Positive, but conservative, hiring intentions can be expected in Singapore in Q1 2018, with only 15% of local employers expecting to increase their staffing levels, revealed ManpowerGroup’s latest ManpowerGroup Employment Outlook Survey (MEOS).
Interviewing nearly 650 Singaporean employers, the MEOS further found that 6% forecasted a decrease and 69% anticipated no change in headcount, resulting in a net employment outlook of +9% in the Lion City after seasonal variations have been taken into account.
While employers across the seven industry sectors surveyed expected to increase headcount in the next quarter, the strongest labour markets were both the finance, insurance and real estate sector, and the public administration and education sector - both recording a net employment outlooks of +25%. Both sectors also reported the strongest hiring outlook in over 3 years.
Explaining this strong hiring outlook, Linda Teo, country manager of ManpowerGroup Singapore, said: "The strong hiring pace anticipated could be attributed to the pickup in economic growth which has fanned consumer sentiment, leading to a greater appetite for loans and financial products like insurance.
"Also, as financial institutions continue to expand their digital capabilities, especially in the areas of cybersecurity and financial technology (fintech), there will be a consistent demand for IT talents like data analysts and blockchain specialists."
Elsewhere, employers in the services sector anticipated a steady hiring pace, reporting an outlook of +15%, while those in wholesale and retail trade reported a cautiously optimistic outlook of +9%.
The more cautious employers came from the manufacturing sector, with a forecasted outlook of +6%; as well as the mining and construction, and transportation and utilities sectors, where both sectors reported outlooks of +5%.
"While the employers in the manufacturing sector anticipate demand for semiconductor-related equipment to continue into 2018, the economy is still in its recovery phase. Employers are taking a cautious approach to see if the current economy transitions to a normalisation phase," Teo explained.
Apart from categorising employers into sectors, ManpowerGroup's MEOS also explored hiring prospects by organisation size.
Categorising employers into four organisation sizes - micro businesses with less than 10 employees, small businesses with 10-49 employees, medium businesses with 50-249 employees, and large businesses with 250 or more employees - it found that large employers anticipated the strongest hiring prospects with a net employment outlook of +13%.
As for the medium-, micro-, and small-sized employers, moderate hiring activity was expected, with outlooks of +9% for both medium- and micro-sized employers and the outlook for small firms standing at +8%.
Across the Asia Pacific countries and territories, interviewing nearly 15,000 employers, the MEOS observed a general trend of stronger outlook.
In comparison to the fourth-quarter results, hiring forecast improved by varying margins in five countries (Australia, India, Japan, New Zealand, Taiwan), weakening in only two (Singapore, Hong Kong) and remaining unchanged in one (China).

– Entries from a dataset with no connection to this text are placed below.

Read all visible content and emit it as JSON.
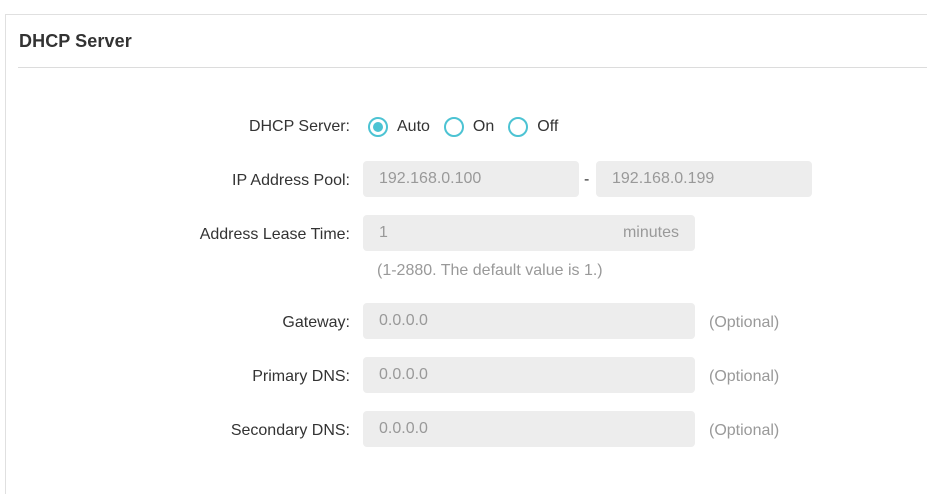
{
  "section": {
    "title": "DHCP Server"
  },
  "dhcp_server": {
    "label": "DHCP Server:",
    "options": [
      {
        "label": "Auto",
        "selected": true
      },
      {
        "label": "On",
        "selected": false
      },
      {
        "label": "Off",
        "selected": false
      }
    ],
    "accent_color": "#4cc3d3"
  },
  "ip_pool": {
    "label": "IP Address Pool:",
    "start": "192.168.0.100",
    "separator": "-",
    "end": "192.168.0.199"
  },
  "lease_time": {
    "label": "Address Lease Time:",
    "value": "1",
    "unit": "minutes",
    "hint": "(1-2880. The default value is 1.)"
  },
  "gateway": {
    "label": "Gateway:",
    "value": "0.0.0.0",
    "note": "(Optional)"
  },
  "primary_dns": {
    "label": "Primary DNS:",
    "value": "0.0.0.0",
    "note": "(Optional)"
  },
  "secondary_dns": {
    "label": "Secondary DNS:",
    "value": "0.0.0.0",
    "note": "(Optional)"
  }
}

Employers in Taiwan (+25%) reported the most optimistic forecast in the region, as well as across the globe. While the weakest forecasts in APAC were reported by employers in China (+8%) and Singapore (+9%).
Meanwhile, across the globe, interviewing nearly 59,000 employers across 43 countries, ManpowerGroup's MEOS found that forecasts were improving or remaining stable in the majority of countries.
Workforce gains of varying margins were forecasted by employers in 41 of 43 countries and Q1 2018 will mark the second consecutive quarter since the global financial crisis in 2009 where employers reported no negative outlooks among the 43 countries and territories.
Additionally, employers in a number of countries, including Australia, Japan, Norway, Poland, Romania and the United States, reported their strongest hiring plans in five years or more. Signs of declining volatility were also observed in some countries— most notably in Brazil, China and India.
Infographic and lead photo / ManpowerGroup